Sopes are awesome. They’re essentially crispy-edged fried corncakes and they’re typically topped with refried beans, iceberg lettuce, tomato, quesa fresca, crema, and some sort of meat. Hencho en Dumbo’s version uses a black bean puree, subs in romaine lettuce, skips out on the tomato, and opts for crumbly, dry cotija cheese. Like the tacos, a sampler of the three sopes on the menu seemed like the wisest option. My only issue is the romaine lettuce. There was just too much of it on each sope, diluting from the overall flavor.
Sopes de Chorizo
House made, organic, spicy Mexican sausage (above center)
The most flavorful of the three sopes (and my usual meat choice when ordering sopes at the El Idolo Truck), the crisp-edged, slightly spicy chorizo balanced nicely against the sharp cheese.
Sopes de Pollo
Slow cooked, local, free-range chicken in a chili cream sauce (above right)
Like the taco de conchinita pibil and the taco de gobernador, this sope suffered from a lack of texture due to the pulled chicken meat and the soft center of the sope.

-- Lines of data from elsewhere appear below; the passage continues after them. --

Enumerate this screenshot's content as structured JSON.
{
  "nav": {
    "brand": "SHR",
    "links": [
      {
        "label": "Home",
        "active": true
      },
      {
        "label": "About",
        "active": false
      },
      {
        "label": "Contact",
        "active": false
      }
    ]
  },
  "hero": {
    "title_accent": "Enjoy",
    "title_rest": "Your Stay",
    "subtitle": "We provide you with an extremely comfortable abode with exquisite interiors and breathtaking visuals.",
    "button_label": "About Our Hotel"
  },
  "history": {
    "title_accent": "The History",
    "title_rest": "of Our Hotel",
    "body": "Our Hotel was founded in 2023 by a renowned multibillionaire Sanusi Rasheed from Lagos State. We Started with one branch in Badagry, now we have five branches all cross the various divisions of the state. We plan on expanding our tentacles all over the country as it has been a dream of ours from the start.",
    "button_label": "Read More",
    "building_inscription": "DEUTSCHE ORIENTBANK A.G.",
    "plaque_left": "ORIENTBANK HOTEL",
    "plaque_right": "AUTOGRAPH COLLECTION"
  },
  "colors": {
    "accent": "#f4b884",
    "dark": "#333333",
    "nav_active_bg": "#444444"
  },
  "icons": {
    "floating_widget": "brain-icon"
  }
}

Overall this sope was slightly bland but it was best enhanced by the chipotle salsa.
Sopes de Nopal
Blanched Mexican cactus in a Chile pulla cream sauce (above left)
My first taste of catcus was pleasing; crisp and fresh but a little underflavored. A dash of salt enhanced this bland sope.
Why I’m Looking Forward to My Next Visit
Queso Fundido “a ‘fusion’ of melted Oaxaca Cheese and Queso Asadero served with warm flour tortillas and fresh house salsas,” essentially cheese dip.
Burritas, or mini burritos, specifically the Burritas de Res wine-braised skirt steak stewed in fresh squeezed lime juice with caramelized onion